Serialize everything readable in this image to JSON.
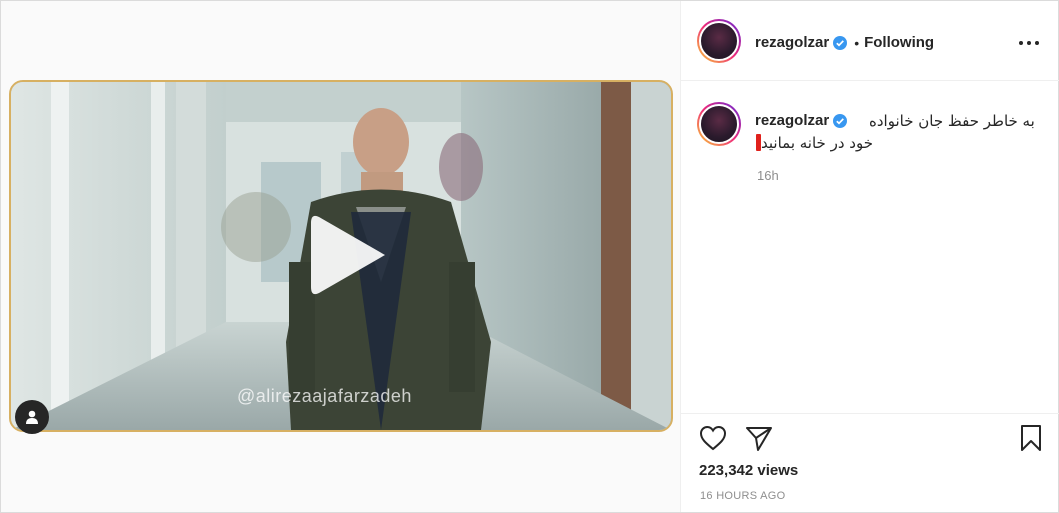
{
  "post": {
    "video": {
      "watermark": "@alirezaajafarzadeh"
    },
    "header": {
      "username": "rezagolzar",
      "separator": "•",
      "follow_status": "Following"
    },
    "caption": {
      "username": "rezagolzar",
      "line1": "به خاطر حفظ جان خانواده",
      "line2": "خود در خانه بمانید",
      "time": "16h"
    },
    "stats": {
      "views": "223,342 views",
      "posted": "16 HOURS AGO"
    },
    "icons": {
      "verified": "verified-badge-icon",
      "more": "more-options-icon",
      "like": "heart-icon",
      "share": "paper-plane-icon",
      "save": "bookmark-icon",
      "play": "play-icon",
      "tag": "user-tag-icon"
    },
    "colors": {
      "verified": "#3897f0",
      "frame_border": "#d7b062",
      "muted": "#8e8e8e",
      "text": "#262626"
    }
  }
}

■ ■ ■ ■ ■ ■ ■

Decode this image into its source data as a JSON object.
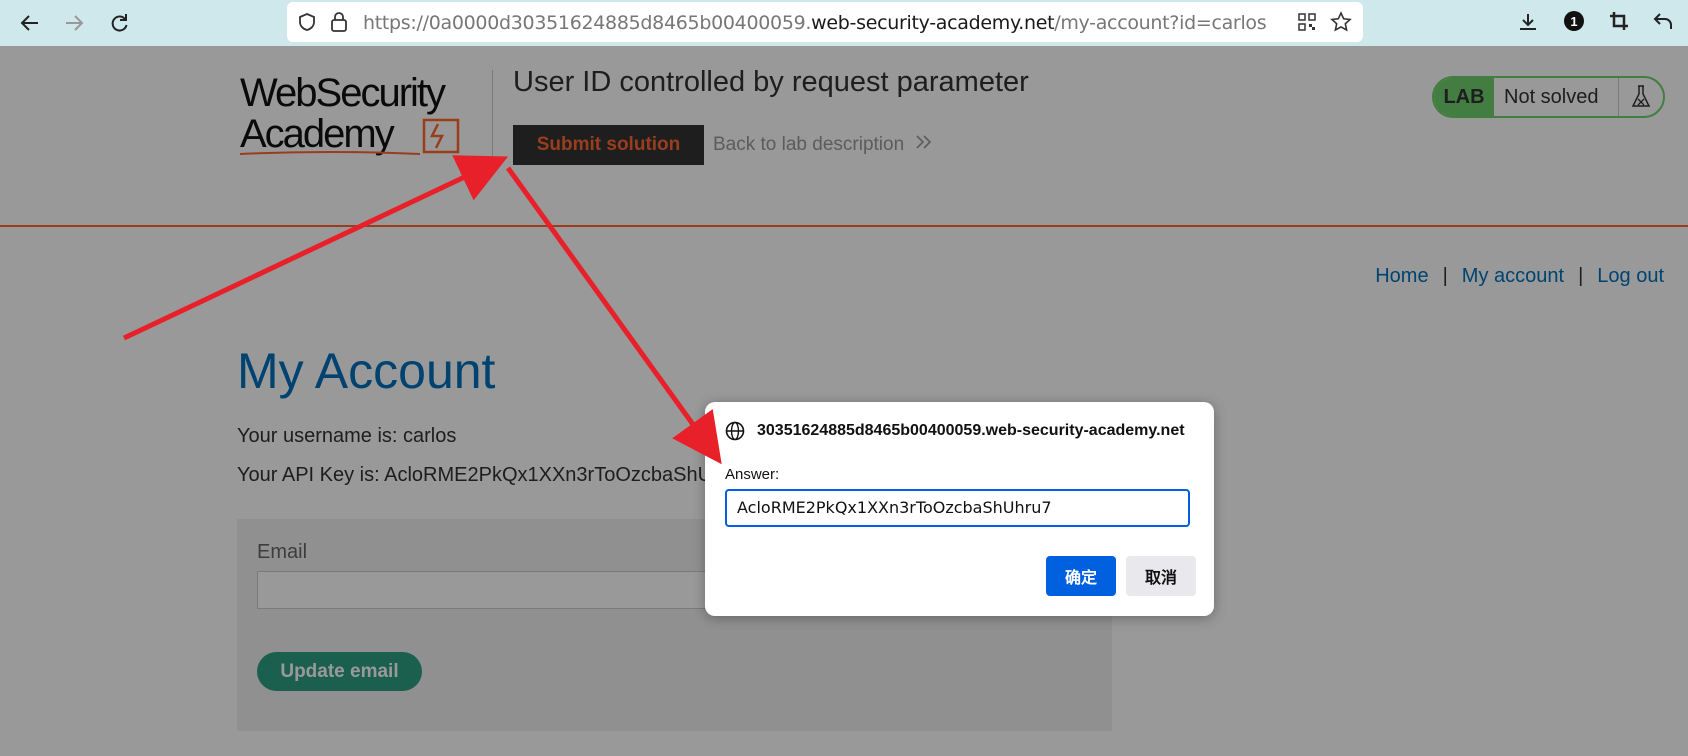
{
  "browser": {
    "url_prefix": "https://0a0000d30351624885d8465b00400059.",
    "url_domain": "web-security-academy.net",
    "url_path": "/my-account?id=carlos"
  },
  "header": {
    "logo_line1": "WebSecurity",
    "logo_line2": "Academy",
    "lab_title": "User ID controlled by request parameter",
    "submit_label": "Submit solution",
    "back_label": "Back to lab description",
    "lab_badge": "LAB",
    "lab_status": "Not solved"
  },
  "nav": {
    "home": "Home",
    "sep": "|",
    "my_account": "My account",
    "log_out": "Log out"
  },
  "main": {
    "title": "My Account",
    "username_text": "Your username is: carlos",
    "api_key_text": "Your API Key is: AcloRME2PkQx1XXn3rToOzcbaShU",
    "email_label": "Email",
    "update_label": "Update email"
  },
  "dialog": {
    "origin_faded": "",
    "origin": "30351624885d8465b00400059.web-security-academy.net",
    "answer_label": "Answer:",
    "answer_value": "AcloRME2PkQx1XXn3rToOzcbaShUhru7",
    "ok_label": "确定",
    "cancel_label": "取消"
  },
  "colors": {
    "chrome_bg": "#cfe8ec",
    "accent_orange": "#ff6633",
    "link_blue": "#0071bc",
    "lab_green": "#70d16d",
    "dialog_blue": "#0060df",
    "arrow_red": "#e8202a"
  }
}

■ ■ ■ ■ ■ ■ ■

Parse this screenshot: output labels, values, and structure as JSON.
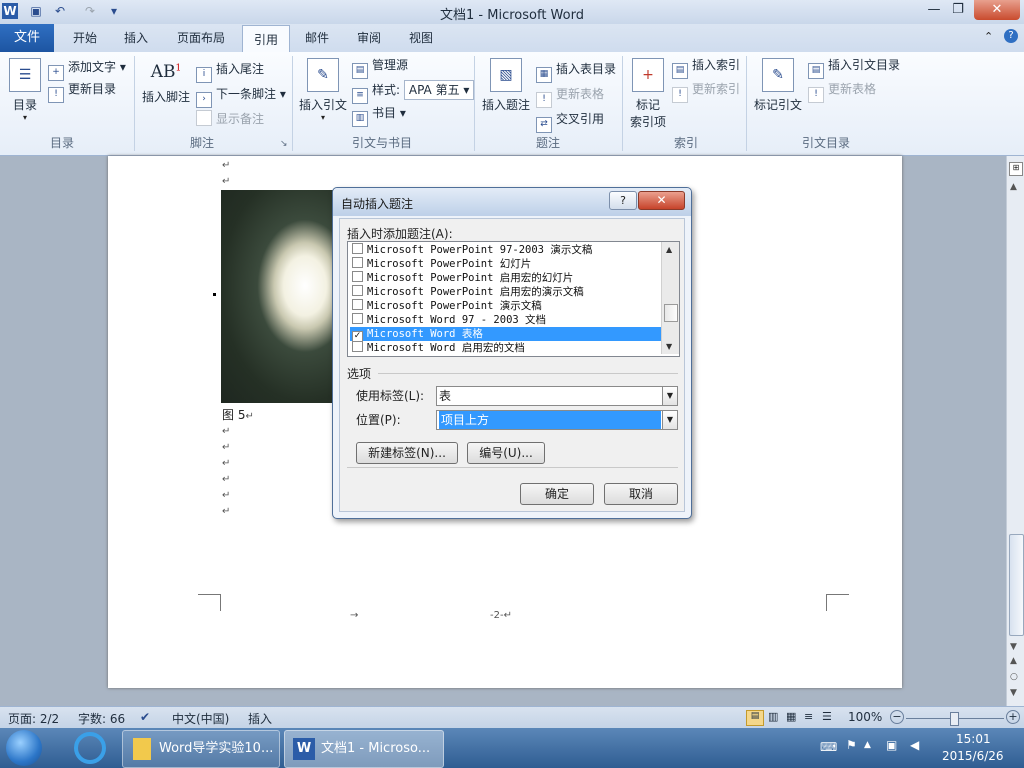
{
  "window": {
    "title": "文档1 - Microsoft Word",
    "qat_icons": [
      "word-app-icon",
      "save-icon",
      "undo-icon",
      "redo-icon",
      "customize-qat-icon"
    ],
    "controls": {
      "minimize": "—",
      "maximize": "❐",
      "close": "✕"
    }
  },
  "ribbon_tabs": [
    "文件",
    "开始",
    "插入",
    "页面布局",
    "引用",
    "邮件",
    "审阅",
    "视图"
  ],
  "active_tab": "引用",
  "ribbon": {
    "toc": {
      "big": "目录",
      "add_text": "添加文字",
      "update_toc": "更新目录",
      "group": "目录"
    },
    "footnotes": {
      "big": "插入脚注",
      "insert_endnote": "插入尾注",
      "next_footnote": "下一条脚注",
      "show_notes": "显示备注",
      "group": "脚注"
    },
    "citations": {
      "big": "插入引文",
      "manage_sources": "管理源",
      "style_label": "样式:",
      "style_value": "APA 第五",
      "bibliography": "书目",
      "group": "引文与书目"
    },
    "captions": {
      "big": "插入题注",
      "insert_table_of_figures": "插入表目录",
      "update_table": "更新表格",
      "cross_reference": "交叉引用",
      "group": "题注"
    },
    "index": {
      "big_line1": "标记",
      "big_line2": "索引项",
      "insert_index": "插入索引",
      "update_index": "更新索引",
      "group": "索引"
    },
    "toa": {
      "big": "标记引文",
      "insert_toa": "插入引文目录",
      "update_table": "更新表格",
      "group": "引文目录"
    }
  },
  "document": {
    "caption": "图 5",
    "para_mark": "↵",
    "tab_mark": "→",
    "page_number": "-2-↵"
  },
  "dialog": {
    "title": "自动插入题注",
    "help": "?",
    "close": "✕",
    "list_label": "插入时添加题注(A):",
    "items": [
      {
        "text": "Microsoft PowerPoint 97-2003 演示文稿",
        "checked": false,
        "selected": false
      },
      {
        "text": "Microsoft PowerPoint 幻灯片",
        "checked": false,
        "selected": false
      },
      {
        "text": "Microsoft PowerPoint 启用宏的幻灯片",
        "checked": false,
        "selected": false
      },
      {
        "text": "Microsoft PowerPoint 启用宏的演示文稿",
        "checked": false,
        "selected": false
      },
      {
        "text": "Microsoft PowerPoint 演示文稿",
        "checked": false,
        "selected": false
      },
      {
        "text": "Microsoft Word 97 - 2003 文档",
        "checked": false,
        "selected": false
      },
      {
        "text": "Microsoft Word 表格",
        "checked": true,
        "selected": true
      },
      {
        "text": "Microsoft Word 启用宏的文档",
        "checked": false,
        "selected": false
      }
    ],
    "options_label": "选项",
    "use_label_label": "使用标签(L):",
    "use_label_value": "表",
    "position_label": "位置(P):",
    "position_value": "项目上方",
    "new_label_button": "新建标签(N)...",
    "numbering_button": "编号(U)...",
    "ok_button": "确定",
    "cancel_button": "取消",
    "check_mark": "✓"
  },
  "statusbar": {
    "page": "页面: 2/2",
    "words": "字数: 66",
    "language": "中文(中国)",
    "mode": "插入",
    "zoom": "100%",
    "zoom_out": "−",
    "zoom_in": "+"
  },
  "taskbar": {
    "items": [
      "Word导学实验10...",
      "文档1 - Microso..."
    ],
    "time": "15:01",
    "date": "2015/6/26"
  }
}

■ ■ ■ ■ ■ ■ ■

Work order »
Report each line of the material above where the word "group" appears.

Response for this exercise »
      "group": "目录"
      "group": "脚注"
      "group": "引文与书目"
      "group": "题注"
      "group": "索引"
      "group": "引文目录"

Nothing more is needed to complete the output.